By Joe Vitale
How many planet Earths would there need to be if every person lived like you did? How would conservatives — who are often pigeonholed as climate change-deniers — work to make a more sustainable planet? And what has Pope Francis been saying about the relationship between social justice and stewardship to the planet?
This range of questions and more will be answered in events during this year’s Sustainability Week, hosted by the Sustainability Committee from Sept. 25 to Oct. 2.
The week of events includes talks and movie screenings, and is meant to provide some insight on the intersections of politics, culture, social justice and economics with sustainability.
Duncan Magidson, FCRH ’16, the communications chair of the Sustainability Committee, said the week of events is a way of beginning a dialogue with the Fordham community.
“We work throughout the year on improving sustainability on campus, but during this week, we have the opportunity to hear a broader array of voices,” Magidson said.
The College Republicans, for example, will host a discussion on the Republican party and its relationship with environmental causes. The event, set to host a speaker from Conservamerica, a conservative leaning group that focuses on environmental conservation, will address how conservatives are looking to approach climate change on the global level.
An event on Wednesday, Sept. 30, titled “How many Earths?” will address living sustainably. Presented by the Sustainability Committee, the event will help students calculate how many planet Earths it would require if every person lived like they did.
“We hope that our work helps people recognize that they are not alone in their concern for the environment,” he added. “We try to offer ways for people to get involved, whether through the committee, in other sustainable organizations on campus or in the actions they take in their every day lives.”
Many of the events are co-sponsored and are meant to focus on issues surrounding sustainability.
An event on Friday, titled “Social Justice and Sustainability,” will address the relationship between the Jesuit definition of social justice and environmental justice. The event, set to feature various faculty members and community organizers and hosted by the Dorothy Day Center for Service and Justice, will look at how these two issues intersect and examine how Bronx communities are being affected.
Campus Activities Board (CAB) and Students for Environmental Action and Justice (SEAJ) will co-host a showing of the 2009 documentary, The Cove. The film, which was an expose on controversial dolphin-hunting practices in Japan, will be followed by a discussion of progress in recent years.
The committee will also present on Thursday, Oct. 1, addressing urban ecology and sustainability. The speaker, Jason Aloisio, the founder of St. Roses Community Garden and St. Roses CSA, will discuss his career in urban ecology and its intersection with urban sustainability.
In recent years, Fordham has addressed the issue of sustainability in several ways, many of which are highly visible to students.
This semester, more recycling bins were placed in classrooms and in buildings across campus.

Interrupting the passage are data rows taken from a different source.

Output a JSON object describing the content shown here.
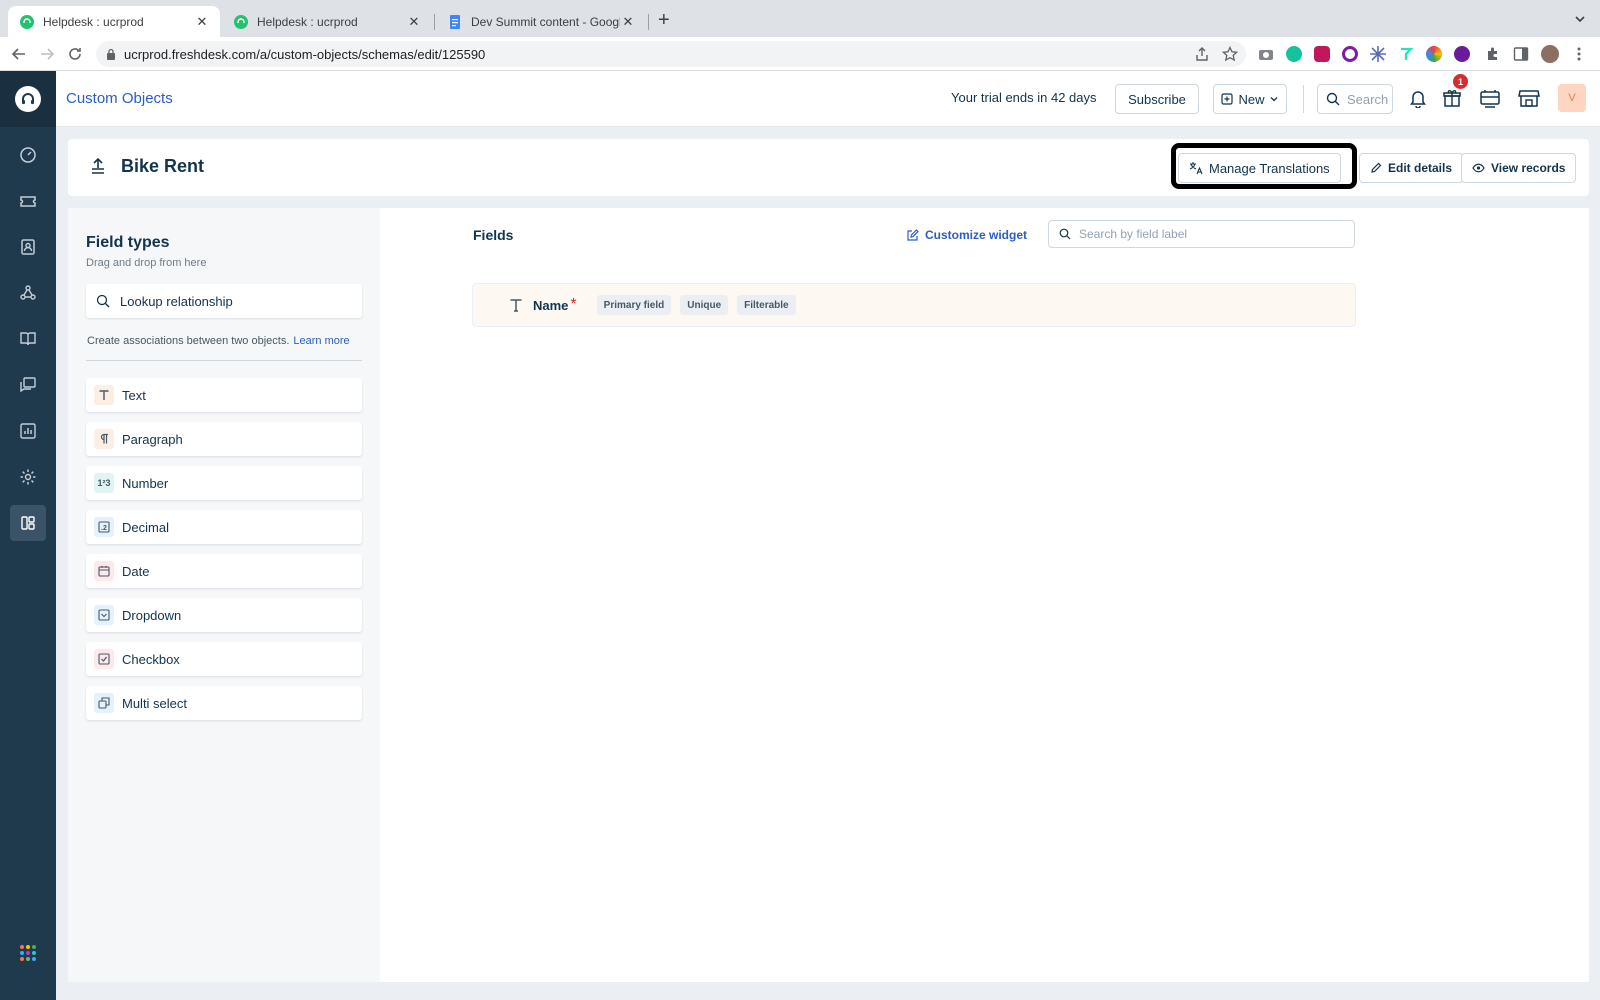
{
  "browser": {
    "tabs": [
      {
        "label": "Helpdesk : ucrprod",
        "active": true,
        "icon": "freshdesk-favicon"
      },
      {
        "label": "Helpdesk : ucrprod",
        "active": false,
        "icon": "freshdesk-favicon"
      },
      {
        "label": "Dev Summit content - Google S",
        "active": false,
        "icon": "google-docs-favicon"
      }
    ],
    "url": "ucrprod.freshdesk.com/a/custom-objects/schemas/edit/125590"
  },
  "header": {
    "title": "Custom Objects",
    "trial_text": "Your trial ends in 42 days",
    "subscribe_label": "Subscribe",
    "new_label": "New",
    "search_placeholder": "Search",
    "notification_count": "1",
    "avatar_initial": "V"
  },
  "page": {
    "title": "Bike Rent",
    "manage_translations_label": "Manage Translations",
    "edit_details_label": "Edit details",
    "view_records_label": "View records"
  },
  "field_types": {
    "title": "Field types",
    "subtitle": "Drag and drop from here",
    "lookup_label": "Lookup relationship",
    "assoc_text": "Create associations between two objects.",
    "learn_more": "Learn more",
    "items": [
      {
        "label": "Text",
        "icon": "text-type-icon"
      },
      {
        "label": "Paragraph",
        "icon": "paragraph-icon"
      },
      {
        "label": "Number",
        "icon": "number-icon"
      },
      {
        "label": "Decimal",
        "icon": "decimal-icon"
      },
      {
        "label": "Date",
        "icon": "calendar-icon"
      },
      {
        "label": "Dropdown",
        "icon": "dropdown-icon"
      },
      {
        "label": "Checkbox",
        "icon": "checkbox-icon"
      },
      {
        "label": "Multi select",
        "icon": "multi-select-icon"
      }
    ]
  },
  "fields": {
    "title": "Fields",
    "customize_label": "Customize widget",
    "search_placeholder": "Search by field label",
    "rows": [
      {
        "name": "Name",
        "required": "*",
        "tags": [
          "Primary field",
          "Unique",
          "Filterable"
        ]
      }
    ]
  },
  "colors": {
    "accent": "#2c5cc5",
    "sidebar": "#1f3a4d",
    "required": "#d72d30"
  }
}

In years past, Fordham was recognized for having its first green building to be built on the historic Rose Hill campus in 2012. The building, Campbell, Salice & Conley Halls were awarded LEED Gold Certification. The new Law Building and McKeon residential tower are also certified as LEED buildings.
In addition, the university is also converting its fleet of Ram Vans to biodiesel, having purchased close to 40 new vans and achieving a reduction of 22 percent in carbon dioxide emissions.
The school, according to Magidson, also has plans to install automatic lights in classrooms to reduce electricity wasted when they are left on.
The organizers of the week’s events are hoping students live more sustainably beyond Sustainability Week.
During the events, the committee is hoping to encourage students toward sustainability-focused clubs like SEAJ or St. Rose’s Garden.
In addition, the group is looking to provide tips for students on campus, many of which revolve around the three R’s: reduce, reuse and recycle.
“The single most important thing you can do to reduce your ecological impact is to consume less,” Magidson said. “Avoid things like bottled water, which requires the production of a plastic product to contain something you can get for free out of the tap. And when you do purchase a product, avoid single-use products.”The Sustainability Committee is set to release a Sustainability Guide this semester.
Still, the group is looking to promote the issue on campus and push the university on developing its commitment to sustainability.
“There is a lot more the university could be doing to support the cause of sustainability,” said Magidson.
Things like dedicated departments, full-time faculty members, and “green grants,” that promote student-produced ideas, are all ways of promoting the issue on college campuses.
“We are looking to implement one of these programs at Fordham,” added Magidson.